- Opening Delimiter -

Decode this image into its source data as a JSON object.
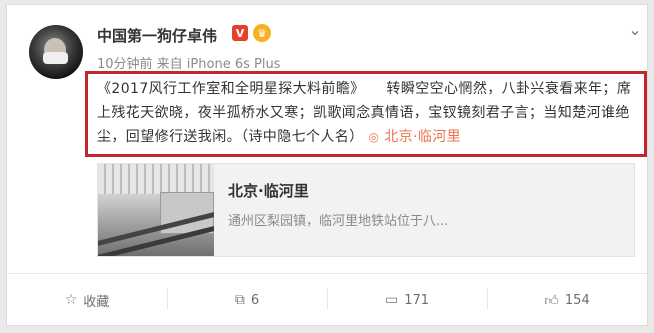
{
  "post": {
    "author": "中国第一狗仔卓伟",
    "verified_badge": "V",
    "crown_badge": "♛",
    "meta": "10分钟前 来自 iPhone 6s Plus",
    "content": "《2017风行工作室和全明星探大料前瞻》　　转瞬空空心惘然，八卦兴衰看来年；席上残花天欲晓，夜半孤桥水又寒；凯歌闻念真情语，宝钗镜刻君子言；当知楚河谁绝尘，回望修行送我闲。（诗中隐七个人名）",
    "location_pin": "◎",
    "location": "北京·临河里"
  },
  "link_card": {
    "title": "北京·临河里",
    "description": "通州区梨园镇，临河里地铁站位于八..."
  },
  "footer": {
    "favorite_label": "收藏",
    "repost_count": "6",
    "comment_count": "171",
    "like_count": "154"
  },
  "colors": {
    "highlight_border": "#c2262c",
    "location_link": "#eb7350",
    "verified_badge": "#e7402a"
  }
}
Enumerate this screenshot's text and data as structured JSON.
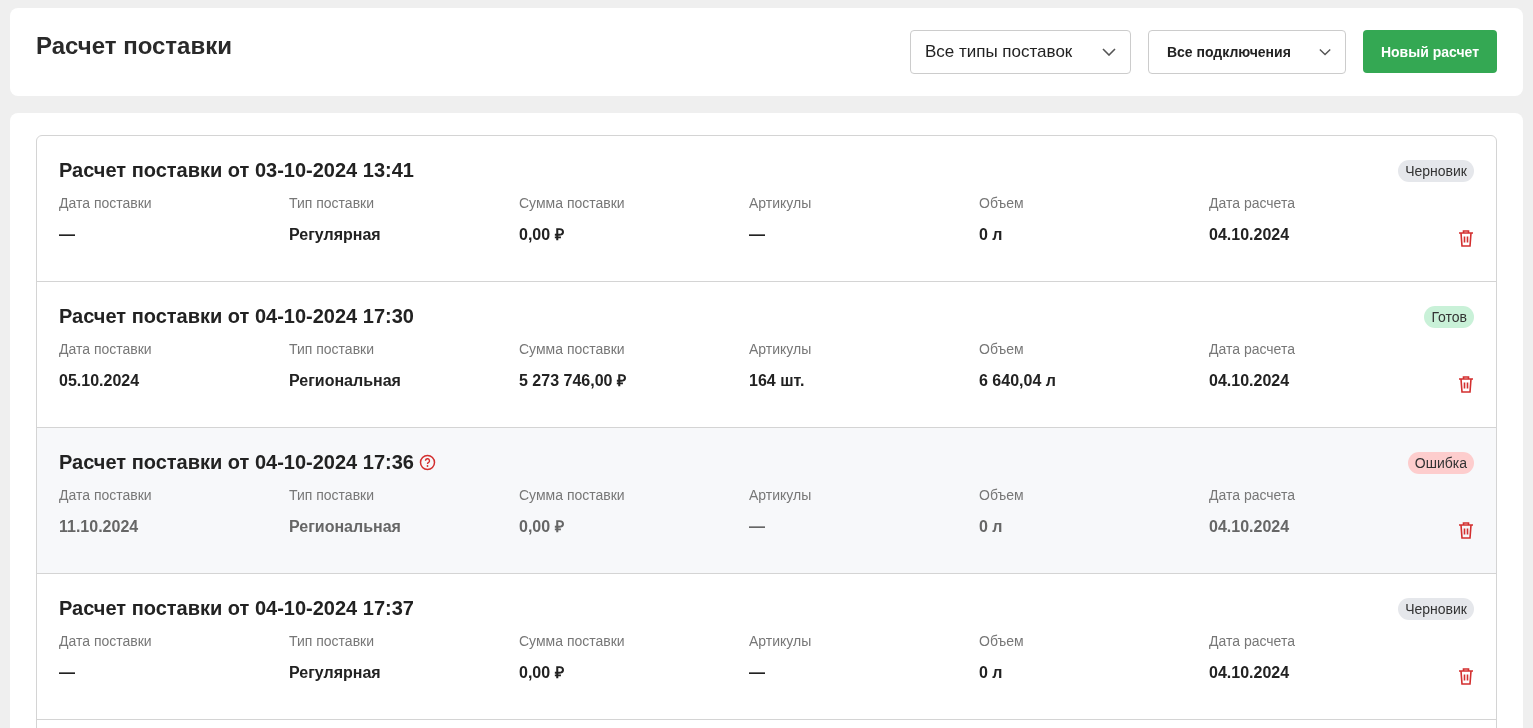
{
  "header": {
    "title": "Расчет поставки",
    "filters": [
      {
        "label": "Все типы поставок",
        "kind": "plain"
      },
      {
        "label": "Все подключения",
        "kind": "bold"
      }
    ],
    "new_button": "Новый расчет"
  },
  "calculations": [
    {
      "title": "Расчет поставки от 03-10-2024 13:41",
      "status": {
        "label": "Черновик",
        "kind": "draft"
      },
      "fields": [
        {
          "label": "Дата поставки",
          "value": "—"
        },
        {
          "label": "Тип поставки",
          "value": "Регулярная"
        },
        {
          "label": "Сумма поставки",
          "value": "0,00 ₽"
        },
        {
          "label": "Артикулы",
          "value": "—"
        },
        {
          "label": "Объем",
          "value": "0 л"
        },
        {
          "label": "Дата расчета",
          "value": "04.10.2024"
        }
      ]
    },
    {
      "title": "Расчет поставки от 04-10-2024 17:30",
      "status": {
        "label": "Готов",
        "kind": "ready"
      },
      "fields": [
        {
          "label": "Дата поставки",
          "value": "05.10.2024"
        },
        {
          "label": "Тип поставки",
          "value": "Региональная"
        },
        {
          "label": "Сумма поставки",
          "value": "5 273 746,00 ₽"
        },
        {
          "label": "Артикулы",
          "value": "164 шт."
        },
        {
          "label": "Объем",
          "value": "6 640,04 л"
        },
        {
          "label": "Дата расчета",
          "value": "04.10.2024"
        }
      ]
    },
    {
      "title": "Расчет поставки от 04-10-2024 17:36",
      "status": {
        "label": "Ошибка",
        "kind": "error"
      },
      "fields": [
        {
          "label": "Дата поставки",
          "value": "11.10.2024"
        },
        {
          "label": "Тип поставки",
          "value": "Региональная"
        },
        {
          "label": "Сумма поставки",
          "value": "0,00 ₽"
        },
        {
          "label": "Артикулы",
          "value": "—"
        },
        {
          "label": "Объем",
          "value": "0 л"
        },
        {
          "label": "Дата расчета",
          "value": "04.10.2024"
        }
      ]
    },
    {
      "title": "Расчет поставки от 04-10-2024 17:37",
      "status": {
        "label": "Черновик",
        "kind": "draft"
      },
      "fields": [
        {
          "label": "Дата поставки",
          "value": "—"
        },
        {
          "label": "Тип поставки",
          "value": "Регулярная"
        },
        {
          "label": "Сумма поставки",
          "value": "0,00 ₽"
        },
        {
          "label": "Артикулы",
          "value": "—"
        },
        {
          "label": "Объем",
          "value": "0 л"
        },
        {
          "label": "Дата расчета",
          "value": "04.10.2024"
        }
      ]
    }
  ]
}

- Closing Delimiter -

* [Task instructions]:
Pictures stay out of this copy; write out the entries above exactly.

* [Output of the exercise]:
Decode this image into its source data as a JSON object.
{
  "post": {
    "author": "中国第一狗仔卓伟",
    "verified_badge": "V",
    "crown_badge": "♛",
    "meta": "10分钟前 来自 iPhone 6s Plus",
    "content": "《2017风行工作室和全明星探大料前瞻》　　转瞬空空心惘然，八卦兴衰看来年；席上残花天欲晓，夜半孤桥水又寒；凯歌闻念真情语，宝钗镜刻君子言；当知楚河谁绝尘，回望修行送我闲。（诗中隐七个人名）",
    "location_pin": "◎",
    "location": "北京·临河里"
  },
  "link_card": {
    "title": "北京·临河里",
    "description": "通州区梨园镇，临河里地铁站位于八..."
  },
  "footer": {
    "favorite_label": "收藏",
    "repost_count": "6",
    "comment_count": "171",
    "like_count": "154"
  },
  "colors": {
    "highlight_border": "#c2262c",
    "location_link": "#eb7350",
    "verified_badge": "#e7402a"
  }
}
Enumerate this screenshot's text and data as structured JSON.
{
  "header": {
    "title": "Расчет поставки",
    "filters": [
      {
        "label": "Все типы поставок",
        "kind": "plain"
      },
      {
        "label": "Все подключения",
        "kind": "bold"
      }
    ],
    "new_button": "Новый расчет"
  },
  "calculations": [
    {
      "title": "Расчет поставки от 03-10-2024 13:41",
      "status": {
        "label": "Черновик",
        "kind": "draft"
      },
      "fields": [
        {
          "label": "Дата поставки",
          "value": "—"
        },
        {
          "label": "Тип поставки",
          "value": "Регулярная"
        },
        {
          "label": "Сумма поставки",
          "value": "0,00 ₽"
        },
        {
          "label": "Артикулы",
          "value": "—"
        },
        {
          "label": "Объем",
          "value": "0 л"
        },
        {
          "label": "Дата расчета",
          "value": "04.10.2024"
        }
      ]
    },
    {
      "title": "Расчет поставки от 04-10-2024 17:30",
      "status": {
        "label": "Готов",
        "kind": "ready"
      },
      "fields": [
        {
          "label": "Дата поставки",
          "value": "05.10.2024"
        },
        {
          "label": "Тип поставки",
          "value": "Региональная"
        },
        {
          "label": "Сумма поставки",
          "value": "5 273 746,00 ₽"
        },
        {
          "label": "Артикулы",
          "value": "164 шт."
        },
        {
          "label": "Объем",
          "value": "6 640,04 л"
        },
        {
          "label": "Дата расчета",
          "value": "04.10.2024"
        }
      ]
    },
    {
      "title": "Расчет поставки от 04-10-2024 17:36",
      "status": {
        "label": "Ошибка",
        "kind": "error"
      },
      "fields": [
        {
          "label": "Дата поставки",
          "value": "11.10.2024"
        },
        {
          "label": "Тип поставки",
          "value": "Региональная"
        },
        {
          "label": "Сумма поставки",
          "value": "0,00 ₽"
        },
        {
          "label": "Артикулы",
          "value": "—"
        },
        {
          "label": "Объем",
          "value": "0 л"
        },
        {
          "label": "Дата расчета",
          "value": "04.10.2024"
        }
      ]
    },
    {
      "title": "Расчет поставки от 04-10-2024 17:37",
      "status": {
        "label": "Черновик",
        "kind": "draft"
      },
      "fields": [
        {
          "label": "Дата поставки",
          "value": "—"
        },
        {
          "label": "Тип поставки",
          "value": "Регулярная"
        },
        {
          "label": "Сумма поставки",
          "value": "0,00 ₽"
        },
        {
          "label": "Артикулы",
          "value": "—"
        },
        {
          "label": "Объем",
          "value": "0 л"
        },
        {
          "label": "Дата расчета",
          "value": "04.10.2024"
        }
      ]
    }
  ]
}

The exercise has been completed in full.